‘Qu'ils mangent de la brioche’ (’Let them eat cake’) Marie-Antoinette did not say (although according to Jean-Jacques Rousseau, an unnamed ‘great princess’ did when she was informed that the peasants were protesting the lack of bread).
Brioche has a long and somewhat confusing history; like bread, it is yeast based, but it is also rich and sweet with butter, eggs, cream, milk or brandy and often sugar, so like a cake. It should be golden brown on top and soft inside.
It was probably invented as a wedding cake in the Vendée, where they still make the richest brioche of all, the gâche vendéenne.
Pâte briochée (brioche dough) is usually made as buns, or as a braided loaf, or as a base for other desserts.

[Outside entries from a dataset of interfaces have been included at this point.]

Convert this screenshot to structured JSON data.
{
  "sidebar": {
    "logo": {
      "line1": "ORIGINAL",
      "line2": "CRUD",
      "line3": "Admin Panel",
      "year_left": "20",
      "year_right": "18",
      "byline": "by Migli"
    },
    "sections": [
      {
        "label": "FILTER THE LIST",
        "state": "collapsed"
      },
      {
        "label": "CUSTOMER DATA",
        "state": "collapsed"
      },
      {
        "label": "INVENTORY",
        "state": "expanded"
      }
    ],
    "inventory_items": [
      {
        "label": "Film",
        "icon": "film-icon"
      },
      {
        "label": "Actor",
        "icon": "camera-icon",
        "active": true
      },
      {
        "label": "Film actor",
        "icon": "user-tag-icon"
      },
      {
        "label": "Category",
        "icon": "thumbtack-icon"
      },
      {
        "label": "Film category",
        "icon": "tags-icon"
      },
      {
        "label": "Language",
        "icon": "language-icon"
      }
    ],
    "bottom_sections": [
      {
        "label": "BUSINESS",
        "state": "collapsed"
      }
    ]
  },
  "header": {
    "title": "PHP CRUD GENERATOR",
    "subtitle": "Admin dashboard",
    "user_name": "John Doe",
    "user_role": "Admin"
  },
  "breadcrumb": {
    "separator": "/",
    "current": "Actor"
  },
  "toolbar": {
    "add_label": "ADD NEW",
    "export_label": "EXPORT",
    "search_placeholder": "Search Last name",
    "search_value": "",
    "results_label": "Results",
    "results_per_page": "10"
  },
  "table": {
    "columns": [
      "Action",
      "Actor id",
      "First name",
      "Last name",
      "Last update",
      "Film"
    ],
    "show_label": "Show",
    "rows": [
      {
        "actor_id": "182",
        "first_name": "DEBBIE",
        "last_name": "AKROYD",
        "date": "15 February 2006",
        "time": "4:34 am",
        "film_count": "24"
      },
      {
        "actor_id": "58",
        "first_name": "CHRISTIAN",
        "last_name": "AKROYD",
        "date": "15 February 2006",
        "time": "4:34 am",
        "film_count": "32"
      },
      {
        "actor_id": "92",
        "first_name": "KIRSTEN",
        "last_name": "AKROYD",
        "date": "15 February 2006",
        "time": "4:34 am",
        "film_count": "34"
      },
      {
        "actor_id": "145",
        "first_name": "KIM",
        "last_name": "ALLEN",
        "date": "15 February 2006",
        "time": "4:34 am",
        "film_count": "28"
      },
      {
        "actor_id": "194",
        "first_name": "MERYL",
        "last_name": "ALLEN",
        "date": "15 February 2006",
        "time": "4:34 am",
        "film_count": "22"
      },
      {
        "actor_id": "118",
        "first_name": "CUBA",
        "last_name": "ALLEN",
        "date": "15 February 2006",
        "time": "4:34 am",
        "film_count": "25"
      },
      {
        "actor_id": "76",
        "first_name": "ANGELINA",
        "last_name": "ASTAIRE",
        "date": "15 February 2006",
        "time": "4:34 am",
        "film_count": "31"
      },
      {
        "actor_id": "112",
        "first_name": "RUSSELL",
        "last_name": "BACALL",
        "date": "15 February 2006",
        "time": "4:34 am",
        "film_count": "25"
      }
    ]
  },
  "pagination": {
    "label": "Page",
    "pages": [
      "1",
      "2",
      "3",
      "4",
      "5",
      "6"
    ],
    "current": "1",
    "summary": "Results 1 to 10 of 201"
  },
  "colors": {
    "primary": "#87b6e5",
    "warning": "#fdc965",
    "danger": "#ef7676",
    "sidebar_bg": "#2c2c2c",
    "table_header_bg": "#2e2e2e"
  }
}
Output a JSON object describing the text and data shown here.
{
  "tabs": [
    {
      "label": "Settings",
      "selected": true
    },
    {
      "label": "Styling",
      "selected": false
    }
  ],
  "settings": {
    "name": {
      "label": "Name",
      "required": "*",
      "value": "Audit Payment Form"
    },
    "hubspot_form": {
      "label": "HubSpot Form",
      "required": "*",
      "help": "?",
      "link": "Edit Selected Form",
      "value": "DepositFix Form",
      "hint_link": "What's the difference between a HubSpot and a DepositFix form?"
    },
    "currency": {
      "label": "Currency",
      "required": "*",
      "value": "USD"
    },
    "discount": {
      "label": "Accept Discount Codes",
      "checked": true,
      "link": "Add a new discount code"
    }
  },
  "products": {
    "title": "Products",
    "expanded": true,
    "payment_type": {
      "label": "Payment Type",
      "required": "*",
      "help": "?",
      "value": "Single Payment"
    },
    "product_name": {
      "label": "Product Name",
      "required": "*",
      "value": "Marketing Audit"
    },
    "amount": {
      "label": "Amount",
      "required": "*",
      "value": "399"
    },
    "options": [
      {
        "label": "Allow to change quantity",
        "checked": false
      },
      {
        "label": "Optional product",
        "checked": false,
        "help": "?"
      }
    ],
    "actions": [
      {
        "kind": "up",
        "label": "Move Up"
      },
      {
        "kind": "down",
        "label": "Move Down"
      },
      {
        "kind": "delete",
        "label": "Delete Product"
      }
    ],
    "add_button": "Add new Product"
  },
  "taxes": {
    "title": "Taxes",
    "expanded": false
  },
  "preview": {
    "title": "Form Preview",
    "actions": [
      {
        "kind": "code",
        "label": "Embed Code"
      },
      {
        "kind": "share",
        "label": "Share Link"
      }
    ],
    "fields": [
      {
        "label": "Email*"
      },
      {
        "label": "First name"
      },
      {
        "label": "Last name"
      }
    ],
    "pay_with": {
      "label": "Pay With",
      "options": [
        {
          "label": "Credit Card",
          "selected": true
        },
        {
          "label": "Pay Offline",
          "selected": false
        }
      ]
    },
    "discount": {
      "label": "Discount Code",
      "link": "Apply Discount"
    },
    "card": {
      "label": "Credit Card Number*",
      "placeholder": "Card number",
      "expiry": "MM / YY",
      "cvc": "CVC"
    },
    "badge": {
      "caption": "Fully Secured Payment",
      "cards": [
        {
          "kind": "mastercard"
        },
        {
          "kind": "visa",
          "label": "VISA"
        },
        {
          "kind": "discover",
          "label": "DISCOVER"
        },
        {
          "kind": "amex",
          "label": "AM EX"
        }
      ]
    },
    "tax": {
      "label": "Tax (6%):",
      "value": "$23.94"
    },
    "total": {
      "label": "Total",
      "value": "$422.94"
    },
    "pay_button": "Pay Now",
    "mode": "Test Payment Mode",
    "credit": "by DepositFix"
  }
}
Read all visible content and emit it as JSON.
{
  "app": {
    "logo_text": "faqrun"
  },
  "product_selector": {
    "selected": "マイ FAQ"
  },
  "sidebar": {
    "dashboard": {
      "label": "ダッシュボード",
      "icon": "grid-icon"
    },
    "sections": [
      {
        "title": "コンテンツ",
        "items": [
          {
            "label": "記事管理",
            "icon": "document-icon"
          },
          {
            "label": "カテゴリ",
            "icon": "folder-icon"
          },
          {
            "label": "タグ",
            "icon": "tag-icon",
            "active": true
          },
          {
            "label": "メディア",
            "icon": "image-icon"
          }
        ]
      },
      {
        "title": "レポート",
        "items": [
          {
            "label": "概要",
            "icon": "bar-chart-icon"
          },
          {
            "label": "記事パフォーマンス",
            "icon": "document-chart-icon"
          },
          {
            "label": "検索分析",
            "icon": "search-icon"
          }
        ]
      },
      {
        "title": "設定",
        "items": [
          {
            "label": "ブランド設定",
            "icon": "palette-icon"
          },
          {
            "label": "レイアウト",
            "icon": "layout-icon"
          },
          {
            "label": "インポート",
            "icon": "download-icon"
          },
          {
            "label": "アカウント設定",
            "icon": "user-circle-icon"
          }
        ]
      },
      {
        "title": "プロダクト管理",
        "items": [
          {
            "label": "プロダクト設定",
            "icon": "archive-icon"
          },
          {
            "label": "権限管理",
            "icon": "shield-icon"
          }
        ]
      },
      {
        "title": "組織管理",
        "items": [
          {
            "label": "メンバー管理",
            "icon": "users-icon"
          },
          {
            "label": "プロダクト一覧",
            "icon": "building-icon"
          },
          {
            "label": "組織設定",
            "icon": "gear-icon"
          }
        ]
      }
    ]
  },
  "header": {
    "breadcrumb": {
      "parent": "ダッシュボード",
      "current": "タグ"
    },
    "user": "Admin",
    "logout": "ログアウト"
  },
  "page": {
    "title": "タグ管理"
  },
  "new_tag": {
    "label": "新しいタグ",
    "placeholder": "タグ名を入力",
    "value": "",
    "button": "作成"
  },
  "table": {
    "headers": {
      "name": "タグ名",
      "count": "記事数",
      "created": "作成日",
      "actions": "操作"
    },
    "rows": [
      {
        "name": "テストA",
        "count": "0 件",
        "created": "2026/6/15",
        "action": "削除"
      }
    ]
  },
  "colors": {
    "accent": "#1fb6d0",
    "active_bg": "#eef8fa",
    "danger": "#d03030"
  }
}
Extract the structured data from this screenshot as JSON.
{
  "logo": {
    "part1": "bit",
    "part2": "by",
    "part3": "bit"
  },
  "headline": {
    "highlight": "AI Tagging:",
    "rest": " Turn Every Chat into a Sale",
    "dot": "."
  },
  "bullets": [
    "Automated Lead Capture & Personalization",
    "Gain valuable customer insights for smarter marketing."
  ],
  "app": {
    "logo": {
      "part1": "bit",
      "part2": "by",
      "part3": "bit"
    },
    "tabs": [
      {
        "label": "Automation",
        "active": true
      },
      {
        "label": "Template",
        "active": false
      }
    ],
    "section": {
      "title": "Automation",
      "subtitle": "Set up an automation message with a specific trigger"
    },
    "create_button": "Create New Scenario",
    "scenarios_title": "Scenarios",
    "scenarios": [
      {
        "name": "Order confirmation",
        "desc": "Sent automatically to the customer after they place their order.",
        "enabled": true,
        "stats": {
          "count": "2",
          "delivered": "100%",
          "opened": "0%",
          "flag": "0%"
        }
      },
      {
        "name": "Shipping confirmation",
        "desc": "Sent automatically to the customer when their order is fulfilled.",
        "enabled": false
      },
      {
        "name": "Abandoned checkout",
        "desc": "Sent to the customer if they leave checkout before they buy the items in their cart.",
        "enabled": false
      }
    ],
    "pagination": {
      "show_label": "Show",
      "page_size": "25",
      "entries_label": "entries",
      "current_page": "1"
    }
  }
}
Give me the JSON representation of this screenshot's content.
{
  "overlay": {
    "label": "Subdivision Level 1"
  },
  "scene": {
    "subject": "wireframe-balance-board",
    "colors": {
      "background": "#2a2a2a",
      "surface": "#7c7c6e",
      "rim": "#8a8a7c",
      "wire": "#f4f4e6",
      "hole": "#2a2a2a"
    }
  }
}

Some classic brioches include:
Images by Benoît Prieur , PD